Under new government plans to remind consumers they do not need to tip when eating out, restaurants could be stopped from adding discretionary service charges.
According to UK Business Secretary Sajid Javid, his department would be launching aconsultation on tipping amid customer concerns that restaurants are confusing customers about the charges and who receives their provided tips.
Restaurants in the United Kingdom usually add a 10 to 15 per cent service charge to their bills. Ministers find themselves troubled with “double tipping” because the customers did not think they had already paid a service charge before leaving cash for their waiter.
The consultation may force restaurants to make it clear to consumers that they do not have to pay the discretionary service charge. Another is to abolish the service charge completely.
According to Javid:
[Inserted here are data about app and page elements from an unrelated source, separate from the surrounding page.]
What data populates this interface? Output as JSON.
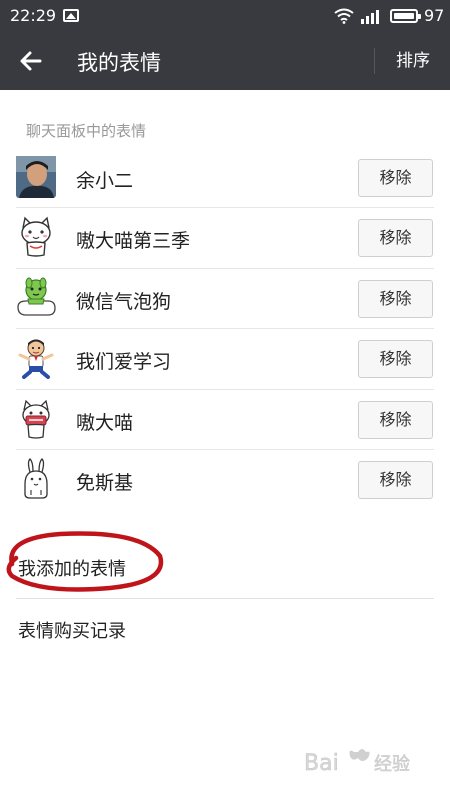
{
  "status_bar": {
    "time": "22:29",
    "battery_level": "97"
  },
  "header": {
    "title": "我的表情",
    "sort_label": "排序"
  },
  "section_label": "聊天面板中的表情",
  "stickers": [
    {
      "name": "余小二",
      "remove_label": "移除",
      "icon": "photo-avatar-icon"
    },
    {
      "name": "嗷大喵第三季",
      "remove_label": "移除",
      "icon": "white-cat-icon"
    },
    {
      "name": "微信气泡狗",
      "remove_label": "移除",
      "icon": "green-bubble-dog-icon"
    },
    {
      "name": "我们爱学习",
      "remove_label": "移除",
      "icon": "student-boy-icon"
    },
    {
      "name": "嗷大喵",
      "remove_label": "移除",
      "icon": "cat-holding-sign-icon"
    },
    {
      "name": "免斯基",
      "remove_label": "移除",
      "icon": "rabbit-icon"
    }
  ],
  "menu": {
    "my_added": "我添加的表情",
    "purchase_history": "表情购买记录"
  },
  "watermark": "Bai 经验",
  "colors": {
    "app_bar": "#393a3f",
    "highlight_circle": "#c0141b",
    "section_label": "#999999"
  }
}
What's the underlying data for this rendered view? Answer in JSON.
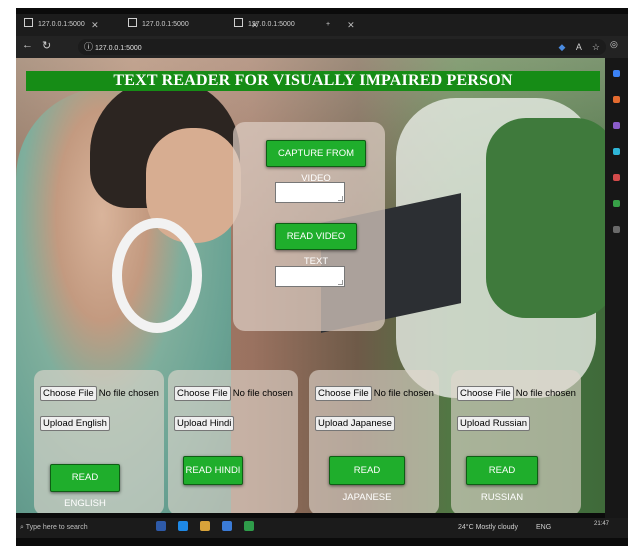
{
  "browser": {
    "tabs": [
      {
        "label": "127.0.0.1:5000"
      },
      {
        "label": "127.0.0.1:5000"
      },
      {
        "label": "127.0.0.1:5000"
      }
    ],
    "url": "127.0.0.1:5000"
  },
  "page": {
    "title": "TEXT READER FOR VISUALLY IMPAIRED PERSON",
    "capture_label": "CAPTURE FROM VIDEO",
    "read_video_label": "READ VIDEO TEXT",
    "cards": [
      {
        "choose_label": "Choose File",
        "no_file": "No file chosen",
        "upload_label": "Upload English",
        "read_label": "READ ENGLISH"
      },
      {
        "choose_label": "Choose File",
        "no_file": "No file chosen",
        "upload_label": "Upload Hindi",
        "read_label": "READ HINDI"
      },
      {
        "choose_label": "Choose File",
        "no_file": "No file chosen",
        "upload_label": "Upload Japanese",
        "read_label": "READ JAPANESE"
      },
      {
        "choose_label": "Choose File",
        "no_file": "No file chosen",
        "upload_label": "Upload Russian",
        "read_label": "READ RUSSIAN"
      }
    ]
  },
  "taskbar": {
    "search_placeholder": "Type here to search",
    "weather": "24°C Mostly cloudy",
    "lang": "ENG",
    "clock": "21:47"
  },
  "colors": {
    "accent_green": "#1fae2c",
    "title_green": "#168c16"
  }
}
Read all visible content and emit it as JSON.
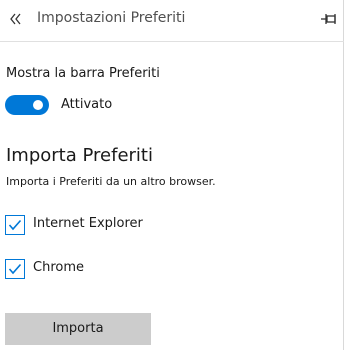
{
  "header": {
    "title": "Impostazioni Preferiti",
    "back_icon": "double-chevron-left-icon",
    "pin_icon": "pin-icon"
  },
  "favorites_bar": {
    "label": "Mostra la barra Preferiti",
    "toggle_state": "Attivato",
    "enabled": true
  },
  "import_section": {
    "title": "Importa Preferiti",
    "description": "Importa i Preferiti da un altro browser.",
    "browsers": [
      {
        "label": "Internet Explorer",
        "checked": true
      },
      {
        "label": "Chrome",
        "checked": true
      }
    ],
    "button_label": "Importa"
  },
  "colors": {
    "accent": "#0078d7",
    "button_bg": "#cccccc"
  }
}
“The alternative would be to prevent businesses from suggesting any specific discretionary payments for service, e.g. 5, 10, 15 per cent.
“In other words, there would be no mention on the consumer’s bill of a suggested specific amount for a discretionary payment for service, other than that a discretionary service has not been added.
“The consumer may still decide to leave a discretionary payment for service without any prompt of a specific amount from the employer.
“Under this option, discretionary payments for service would become an ‘opt in’ decision for a better informed consumer, who would hold complete discretion towards making any such payment.”